◆ Your instructions
Wherever the word "file" appears in a line below, that line counts; report the total number of such lines only.

(Items from a dataset)
····················
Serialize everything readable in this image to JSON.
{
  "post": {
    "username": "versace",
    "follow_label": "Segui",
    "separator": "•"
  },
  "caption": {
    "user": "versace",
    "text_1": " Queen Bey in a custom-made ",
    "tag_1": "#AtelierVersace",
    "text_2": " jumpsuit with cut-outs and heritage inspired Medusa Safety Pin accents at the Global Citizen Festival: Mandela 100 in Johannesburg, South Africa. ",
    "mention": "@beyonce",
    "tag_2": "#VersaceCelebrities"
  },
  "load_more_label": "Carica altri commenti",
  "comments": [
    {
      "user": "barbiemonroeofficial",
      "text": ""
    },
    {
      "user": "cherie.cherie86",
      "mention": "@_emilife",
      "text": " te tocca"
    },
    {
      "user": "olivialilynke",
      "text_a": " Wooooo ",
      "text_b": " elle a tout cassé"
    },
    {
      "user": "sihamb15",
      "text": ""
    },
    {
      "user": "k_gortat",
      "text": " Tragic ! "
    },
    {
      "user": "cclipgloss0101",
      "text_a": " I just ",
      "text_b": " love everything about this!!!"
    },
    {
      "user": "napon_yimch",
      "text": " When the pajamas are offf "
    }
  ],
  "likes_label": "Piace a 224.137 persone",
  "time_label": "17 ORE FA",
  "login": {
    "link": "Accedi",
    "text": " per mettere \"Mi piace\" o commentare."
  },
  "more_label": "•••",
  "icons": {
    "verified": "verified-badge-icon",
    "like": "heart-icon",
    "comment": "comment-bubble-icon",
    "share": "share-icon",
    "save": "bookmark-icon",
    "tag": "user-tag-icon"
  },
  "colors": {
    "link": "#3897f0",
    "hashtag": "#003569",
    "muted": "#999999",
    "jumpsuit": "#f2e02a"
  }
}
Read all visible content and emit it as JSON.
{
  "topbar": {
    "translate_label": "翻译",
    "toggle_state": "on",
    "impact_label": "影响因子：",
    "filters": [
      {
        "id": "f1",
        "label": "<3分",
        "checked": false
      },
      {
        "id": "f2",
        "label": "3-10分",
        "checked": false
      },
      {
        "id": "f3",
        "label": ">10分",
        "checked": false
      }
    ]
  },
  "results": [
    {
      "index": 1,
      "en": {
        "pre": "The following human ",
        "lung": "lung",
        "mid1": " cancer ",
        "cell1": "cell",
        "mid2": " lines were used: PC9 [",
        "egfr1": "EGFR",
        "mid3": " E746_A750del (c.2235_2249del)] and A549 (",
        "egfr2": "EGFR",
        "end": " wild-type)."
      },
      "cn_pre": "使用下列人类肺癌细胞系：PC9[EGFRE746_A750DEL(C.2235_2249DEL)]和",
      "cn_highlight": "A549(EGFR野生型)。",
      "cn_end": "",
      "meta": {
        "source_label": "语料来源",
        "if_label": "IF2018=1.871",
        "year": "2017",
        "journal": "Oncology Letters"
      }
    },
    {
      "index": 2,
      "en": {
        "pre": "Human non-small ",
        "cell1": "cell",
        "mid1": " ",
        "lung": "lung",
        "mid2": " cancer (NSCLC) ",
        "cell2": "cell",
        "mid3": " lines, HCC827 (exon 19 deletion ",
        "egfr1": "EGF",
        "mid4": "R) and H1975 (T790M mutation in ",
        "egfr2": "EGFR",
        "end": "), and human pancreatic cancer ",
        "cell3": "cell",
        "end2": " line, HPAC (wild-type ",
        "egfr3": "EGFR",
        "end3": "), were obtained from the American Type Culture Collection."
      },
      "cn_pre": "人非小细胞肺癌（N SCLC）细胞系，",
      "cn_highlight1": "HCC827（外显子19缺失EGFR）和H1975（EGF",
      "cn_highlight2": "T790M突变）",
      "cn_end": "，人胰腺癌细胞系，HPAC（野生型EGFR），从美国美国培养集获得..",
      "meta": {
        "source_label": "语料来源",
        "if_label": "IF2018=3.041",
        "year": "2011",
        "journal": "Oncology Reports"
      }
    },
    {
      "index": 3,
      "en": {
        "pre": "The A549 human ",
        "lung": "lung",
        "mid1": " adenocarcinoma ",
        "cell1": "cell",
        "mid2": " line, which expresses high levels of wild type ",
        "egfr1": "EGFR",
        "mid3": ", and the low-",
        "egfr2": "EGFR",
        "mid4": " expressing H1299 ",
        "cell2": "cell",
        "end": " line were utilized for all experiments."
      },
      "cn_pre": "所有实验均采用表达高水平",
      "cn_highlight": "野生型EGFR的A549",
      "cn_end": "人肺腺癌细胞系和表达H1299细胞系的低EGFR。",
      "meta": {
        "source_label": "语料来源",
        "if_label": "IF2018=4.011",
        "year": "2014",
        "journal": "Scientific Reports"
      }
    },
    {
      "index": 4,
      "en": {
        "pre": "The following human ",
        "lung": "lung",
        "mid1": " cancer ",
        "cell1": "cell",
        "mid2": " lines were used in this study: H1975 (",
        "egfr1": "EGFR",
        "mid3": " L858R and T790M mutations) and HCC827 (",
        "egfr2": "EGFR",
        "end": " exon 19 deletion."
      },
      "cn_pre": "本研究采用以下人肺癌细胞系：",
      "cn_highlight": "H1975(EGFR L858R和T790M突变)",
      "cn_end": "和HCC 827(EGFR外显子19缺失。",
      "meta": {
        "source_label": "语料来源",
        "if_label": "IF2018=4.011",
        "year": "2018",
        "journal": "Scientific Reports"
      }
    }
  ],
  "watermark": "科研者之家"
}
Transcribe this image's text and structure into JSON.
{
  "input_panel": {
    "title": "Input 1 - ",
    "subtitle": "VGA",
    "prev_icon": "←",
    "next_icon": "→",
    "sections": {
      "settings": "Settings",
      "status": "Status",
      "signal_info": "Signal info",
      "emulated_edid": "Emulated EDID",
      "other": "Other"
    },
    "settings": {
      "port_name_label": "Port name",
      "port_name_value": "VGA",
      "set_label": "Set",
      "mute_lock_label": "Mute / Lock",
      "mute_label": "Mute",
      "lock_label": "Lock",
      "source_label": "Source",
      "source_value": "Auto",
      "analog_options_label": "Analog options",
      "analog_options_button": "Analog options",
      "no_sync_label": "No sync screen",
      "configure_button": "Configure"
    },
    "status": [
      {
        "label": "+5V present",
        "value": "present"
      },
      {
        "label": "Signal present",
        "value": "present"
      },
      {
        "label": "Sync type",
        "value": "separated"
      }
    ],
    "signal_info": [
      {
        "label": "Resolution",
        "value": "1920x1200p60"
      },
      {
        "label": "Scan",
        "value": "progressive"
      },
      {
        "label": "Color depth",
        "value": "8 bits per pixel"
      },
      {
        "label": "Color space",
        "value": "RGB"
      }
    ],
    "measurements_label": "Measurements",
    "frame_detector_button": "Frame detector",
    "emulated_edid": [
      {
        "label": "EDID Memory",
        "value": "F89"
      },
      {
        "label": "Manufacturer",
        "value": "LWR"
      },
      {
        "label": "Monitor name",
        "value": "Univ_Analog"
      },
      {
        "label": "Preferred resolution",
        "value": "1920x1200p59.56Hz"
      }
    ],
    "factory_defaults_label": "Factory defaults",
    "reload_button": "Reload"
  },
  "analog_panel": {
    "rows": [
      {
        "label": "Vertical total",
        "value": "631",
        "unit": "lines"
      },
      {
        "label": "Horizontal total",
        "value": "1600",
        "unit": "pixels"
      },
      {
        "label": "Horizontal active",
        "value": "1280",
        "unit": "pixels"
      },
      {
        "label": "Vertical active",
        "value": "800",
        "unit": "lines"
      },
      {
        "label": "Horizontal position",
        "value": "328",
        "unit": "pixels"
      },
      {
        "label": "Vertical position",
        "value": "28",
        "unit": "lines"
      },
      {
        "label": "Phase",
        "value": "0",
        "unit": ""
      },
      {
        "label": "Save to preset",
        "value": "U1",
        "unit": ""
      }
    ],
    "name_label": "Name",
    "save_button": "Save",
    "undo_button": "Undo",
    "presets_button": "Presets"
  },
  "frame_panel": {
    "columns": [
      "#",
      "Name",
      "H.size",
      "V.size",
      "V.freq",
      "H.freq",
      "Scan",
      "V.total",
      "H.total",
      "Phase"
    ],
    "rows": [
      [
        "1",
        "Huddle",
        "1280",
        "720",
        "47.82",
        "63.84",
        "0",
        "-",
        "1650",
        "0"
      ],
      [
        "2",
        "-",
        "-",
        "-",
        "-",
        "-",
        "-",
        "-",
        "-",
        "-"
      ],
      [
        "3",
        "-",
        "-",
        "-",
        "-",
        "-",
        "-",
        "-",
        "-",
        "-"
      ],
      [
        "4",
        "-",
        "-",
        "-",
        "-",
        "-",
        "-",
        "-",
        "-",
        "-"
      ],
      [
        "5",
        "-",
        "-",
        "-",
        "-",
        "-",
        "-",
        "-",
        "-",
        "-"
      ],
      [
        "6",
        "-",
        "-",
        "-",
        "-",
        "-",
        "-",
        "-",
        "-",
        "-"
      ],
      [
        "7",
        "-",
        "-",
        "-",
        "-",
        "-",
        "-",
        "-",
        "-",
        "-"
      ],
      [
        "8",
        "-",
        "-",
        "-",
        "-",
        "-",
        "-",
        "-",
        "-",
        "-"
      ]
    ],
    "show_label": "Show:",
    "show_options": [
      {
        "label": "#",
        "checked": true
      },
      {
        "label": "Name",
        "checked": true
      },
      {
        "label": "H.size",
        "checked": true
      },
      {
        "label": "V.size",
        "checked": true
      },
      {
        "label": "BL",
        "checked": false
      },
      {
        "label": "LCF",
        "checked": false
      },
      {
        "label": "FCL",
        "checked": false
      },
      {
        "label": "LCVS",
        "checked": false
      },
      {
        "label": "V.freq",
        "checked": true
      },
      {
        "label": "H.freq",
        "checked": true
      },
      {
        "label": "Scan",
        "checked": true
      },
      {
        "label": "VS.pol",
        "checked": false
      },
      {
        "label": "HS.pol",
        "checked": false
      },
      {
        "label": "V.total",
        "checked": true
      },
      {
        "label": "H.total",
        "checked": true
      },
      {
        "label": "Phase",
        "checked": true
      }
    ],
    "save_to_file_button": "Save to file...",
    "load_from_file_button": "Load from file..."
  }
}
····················
◆ Solved problem
2